Cost is always an issue for financially strapped long-term-care facilities, so it should be no surprise if administrators complain that ready-to-use products are too expensive. Sales reps should remind them that such products help reduce the risk of error occurring by taking the guesswork out of preparation/dilution, Wiemken points out.
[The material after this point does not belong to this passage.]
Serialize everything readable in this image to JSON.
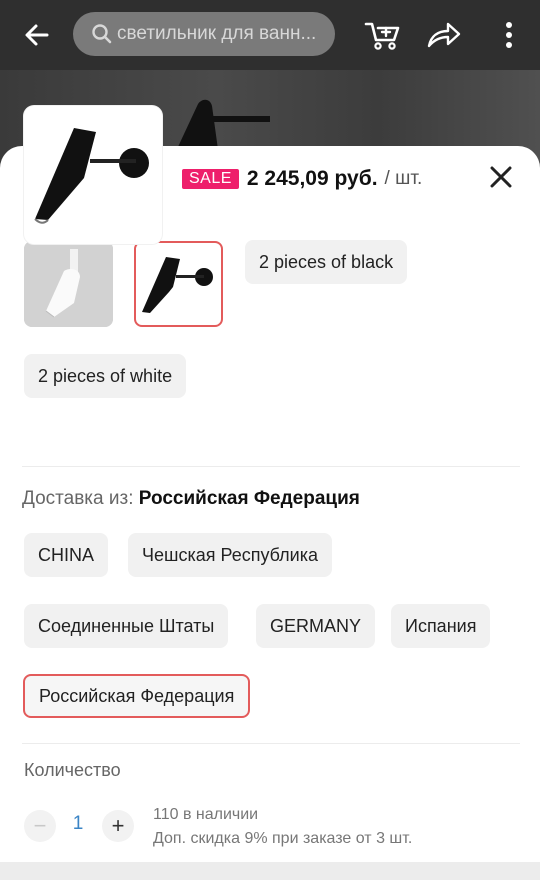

Additionally, because ready-to-use products don’t require mixing, labeling or refreshing, they save staff time.

“Residents’ families evaluate facilities based on appearance and odor,” he continues. “Therefore, sanitization and cleaning practices play a critical role in improving the facility’s image.” They also help the facility prepare for state inspections and “the scrutiny of re-hospitalization rates expected by the Affordable Care Act,” he says. (Source: By outlining CDC and EPA guidelines and identifying “gaps in fighting the most important infectious organisms,” sales reps can help their customers select products that may not be on corporate contract, but provide optimal solutions for their facility, he adds.

“[In the future], patient and family-centered hand hygiene will be one of the most important interventions in long-term-care settings,” says Wiemken. “Patients often auto-inoculate themselves with organisms from the environment, and often by touching anything (other people’s hands, family members, contaminated surfaces, etc.). If we can somehow instill the importance of self-hand hygiene to patients and family members, much of the transmission can be cut down.” Educating long-term-care customers – and they, in turn, educating their patients and their patients’ families/visitors – “will be incredibly useful for everyone,” he notes.

Editor’s note: Repertoire would like to thank Clorox for its assistance with this piece.